[MATERIAL SUPPLIED]:
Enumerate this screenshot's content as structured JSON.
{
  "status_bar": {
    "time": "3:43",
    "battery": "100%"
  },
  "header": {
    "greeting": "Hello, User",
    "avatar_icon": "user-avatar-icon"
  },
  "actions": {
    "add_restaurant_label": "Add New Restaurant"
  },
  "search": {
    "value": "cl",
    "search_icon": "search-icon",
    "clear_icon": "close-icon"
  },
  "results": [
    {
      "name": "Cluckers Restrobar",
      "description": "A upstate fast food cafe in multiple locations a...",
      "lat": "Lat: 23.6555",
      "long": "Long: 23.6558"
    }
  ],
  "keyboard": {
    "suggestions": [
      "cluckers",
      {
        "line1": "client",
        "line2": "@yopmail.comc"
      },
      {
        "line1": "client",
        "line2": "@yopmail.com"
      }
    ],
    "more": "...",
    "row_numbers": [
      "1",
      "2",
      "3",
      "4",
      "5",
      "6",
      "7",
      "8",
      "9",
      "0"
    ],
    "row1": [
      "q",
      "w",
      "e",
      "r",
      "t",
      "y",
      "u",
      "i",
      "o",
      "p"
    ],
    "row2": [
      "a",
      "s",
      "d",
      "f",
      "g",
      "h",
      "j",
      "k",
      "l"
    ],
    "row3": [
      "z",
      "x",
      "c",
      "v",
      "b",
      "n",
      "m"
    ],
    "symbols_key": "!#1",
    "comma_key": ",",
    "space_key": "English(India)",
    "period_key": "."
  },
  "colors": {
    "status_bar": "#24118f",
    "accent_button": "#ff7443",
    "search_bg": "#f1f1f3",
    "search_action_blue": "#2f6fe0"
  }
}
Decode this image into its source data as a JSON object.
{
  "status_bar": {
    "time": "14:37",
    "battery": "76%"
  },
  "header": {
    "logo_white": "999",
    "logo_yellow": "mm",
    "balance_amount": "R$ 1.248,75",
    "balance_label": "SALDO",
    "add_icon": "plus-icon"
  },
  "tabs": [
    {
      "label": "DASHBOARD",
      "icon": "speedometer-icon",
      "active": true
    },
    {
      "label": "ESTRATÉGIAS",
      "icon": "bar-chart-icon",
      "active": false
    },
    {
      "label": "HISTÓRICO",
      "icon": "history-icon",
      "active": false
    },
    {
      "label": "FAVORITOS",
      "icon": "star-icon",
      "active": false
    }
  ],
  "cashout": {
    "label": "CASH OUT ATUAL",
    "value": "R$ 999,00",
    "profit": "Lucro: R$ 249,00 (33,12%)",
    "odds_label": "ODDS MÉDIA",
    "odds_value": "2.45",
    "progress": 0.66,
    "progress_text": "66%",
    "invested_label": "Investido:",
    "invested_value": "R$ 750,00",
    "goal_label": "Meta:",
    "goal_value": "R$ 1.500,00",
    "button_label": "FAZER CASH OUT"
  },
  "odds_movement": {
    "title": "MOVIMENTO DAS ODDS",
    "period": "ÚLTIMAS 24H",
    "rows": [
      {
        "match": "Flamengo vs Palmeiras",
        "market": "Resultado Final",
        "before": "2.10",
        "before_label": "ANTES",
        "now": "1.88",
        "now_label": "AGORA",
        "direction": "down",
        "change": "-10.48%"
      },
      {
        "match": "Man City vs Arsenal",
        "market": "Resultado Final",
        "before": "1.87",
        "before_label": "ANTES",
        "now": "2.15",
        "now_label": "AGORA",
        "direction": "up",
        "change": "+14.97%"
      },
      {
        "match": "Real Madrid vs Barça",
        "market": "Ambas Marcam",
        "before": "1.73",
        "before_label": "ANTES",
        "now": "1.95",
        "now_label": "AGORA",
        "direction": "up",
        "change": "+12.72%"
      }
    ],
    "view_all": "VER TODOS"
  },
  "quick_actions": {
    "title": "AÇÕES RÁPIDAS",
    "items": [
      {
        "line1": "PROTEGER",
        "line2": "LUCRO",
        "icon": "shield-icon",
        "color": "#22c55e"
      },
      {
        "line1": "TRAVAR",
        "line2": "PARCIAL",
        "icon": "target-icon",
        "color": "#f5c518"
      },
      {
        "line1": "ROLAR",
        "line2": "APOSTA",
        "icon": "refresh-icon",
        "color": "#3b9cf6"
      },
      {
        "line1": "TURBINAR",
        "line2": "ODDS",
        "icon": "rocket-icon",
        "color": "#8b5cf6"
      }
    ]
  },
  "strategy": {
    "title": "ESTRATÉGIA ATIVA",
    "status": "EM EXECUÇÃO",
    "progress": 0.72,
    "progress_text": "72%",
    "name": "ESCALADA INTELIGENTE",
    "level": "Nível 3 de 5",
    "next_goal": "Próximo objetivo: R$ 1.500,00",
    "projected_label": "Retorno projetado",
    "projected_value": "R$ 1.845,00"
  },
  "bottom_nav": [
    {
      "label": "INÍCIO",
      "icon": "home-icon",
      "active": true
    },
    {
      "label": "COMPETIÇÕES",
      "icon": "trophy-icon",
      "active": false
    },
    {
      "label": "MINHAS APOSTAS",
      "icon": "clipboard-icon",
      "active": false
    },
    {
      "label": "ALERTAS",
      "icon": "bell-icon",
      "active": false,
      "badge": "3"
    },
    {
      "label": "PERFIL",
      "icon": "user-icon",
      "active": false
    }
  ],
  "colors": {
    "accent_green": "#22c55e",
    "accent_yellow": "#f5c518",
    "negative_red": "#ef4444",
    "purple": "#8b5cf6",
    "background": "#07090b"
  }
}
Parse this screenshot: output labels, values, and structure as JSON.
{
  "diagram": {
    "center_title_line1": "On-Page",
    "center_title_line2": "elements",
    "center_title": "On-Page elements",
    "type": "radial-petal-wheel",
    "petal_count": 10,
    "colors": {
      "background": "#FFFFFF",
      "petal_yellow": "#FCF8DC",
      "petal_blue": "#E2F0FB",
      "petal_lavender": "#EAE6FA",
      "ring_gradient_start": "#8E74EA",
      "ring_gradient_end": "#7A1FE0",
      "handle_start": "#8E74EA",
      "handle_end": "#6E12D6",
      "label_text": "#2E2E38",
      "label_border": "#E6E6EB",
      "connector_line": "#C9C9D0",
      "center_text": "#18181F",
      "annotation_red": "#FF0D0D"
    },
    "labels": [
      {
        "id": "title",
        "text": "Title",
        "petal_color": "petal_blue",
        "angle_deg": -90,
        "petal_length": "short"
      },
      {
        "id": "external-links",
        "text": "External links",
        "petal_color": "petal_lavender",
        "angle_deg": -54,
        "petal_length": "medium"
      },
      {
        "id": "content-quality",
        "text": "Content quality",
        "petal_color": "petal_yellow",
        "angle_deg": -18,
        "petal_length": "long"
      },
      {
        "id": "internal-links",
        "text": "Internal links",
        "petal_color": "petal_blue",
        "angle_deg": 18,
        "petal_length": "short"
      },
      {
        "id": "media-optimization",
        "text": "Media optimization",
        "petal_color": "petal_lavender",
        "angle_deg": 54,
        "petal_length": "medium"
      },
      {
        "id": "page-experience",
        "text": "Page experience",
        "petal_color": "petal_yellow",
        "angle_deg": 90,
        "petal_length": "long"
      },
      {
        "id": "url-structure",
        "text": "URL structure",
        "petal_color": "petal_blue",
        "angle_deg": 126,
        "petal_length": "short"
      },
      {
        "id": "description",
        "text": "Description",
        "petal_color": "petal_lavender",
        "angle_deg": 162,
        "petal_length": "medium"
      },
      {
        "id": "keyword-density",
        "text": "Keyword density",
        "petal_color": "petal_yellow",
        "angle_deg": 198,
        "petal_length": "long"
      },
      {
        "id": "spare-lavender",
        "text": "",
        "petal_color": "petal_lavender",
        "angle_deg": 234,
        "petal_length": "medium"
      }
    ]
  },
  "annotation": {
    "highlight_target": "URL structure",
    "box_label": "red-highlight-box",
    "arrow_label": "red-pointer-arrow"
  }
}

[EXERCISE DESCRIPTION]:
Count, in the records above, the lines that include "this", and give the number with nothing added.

[RESULT OF THE TASK]:
3